WORKING DATA START

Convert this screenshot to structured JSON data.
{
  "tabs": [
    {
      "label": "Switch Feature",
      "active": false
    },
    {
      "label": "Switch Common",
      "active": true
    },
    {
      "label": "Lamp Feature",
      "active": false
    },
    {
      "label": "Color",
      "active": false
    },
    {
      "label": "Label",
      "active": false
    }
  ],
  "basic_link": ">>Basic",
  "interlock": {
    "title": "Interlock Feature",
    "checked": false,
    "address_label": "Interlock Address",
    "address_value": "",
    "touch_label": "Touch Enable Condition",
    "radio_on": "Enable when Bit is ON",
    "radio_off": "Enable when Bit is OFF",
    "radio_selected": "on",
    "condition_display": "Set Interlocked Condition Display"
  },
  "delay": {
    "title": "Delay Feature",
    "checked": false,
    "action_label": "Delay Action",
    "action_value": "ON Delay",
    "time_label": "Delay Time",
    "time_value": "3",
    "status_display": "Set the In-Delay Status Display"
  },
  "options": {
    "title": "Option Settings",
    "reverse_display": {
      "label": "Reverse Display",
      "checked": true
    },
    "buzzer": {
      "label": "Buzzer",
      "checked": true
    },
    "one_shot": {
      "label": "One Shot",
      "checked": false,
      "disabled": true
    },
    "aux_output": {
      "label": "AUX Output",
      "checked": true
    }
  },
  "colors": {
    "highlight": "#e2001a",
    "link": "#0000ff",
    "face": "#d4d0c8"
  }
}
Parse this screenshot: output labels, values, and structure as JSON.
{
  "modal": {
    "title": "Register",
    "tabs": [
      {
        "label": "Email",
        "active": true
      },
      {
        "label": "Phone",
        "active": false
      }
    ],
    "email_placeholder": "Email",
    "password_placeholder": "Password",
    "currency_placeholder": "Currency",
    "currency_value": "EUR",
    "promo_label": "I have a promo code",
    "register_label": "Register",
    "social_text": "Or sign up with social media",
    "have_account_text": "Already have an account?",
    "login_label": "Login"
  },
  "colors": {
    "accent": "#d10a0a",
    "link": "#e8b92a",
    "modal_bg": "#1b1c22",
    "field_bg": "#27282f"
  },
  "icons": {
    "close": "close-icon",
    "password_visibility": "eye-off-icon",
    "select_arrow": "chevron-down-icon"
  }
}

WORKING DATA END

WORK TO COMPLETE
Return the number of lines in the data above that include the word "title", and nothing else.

YOUR SOLUTION
4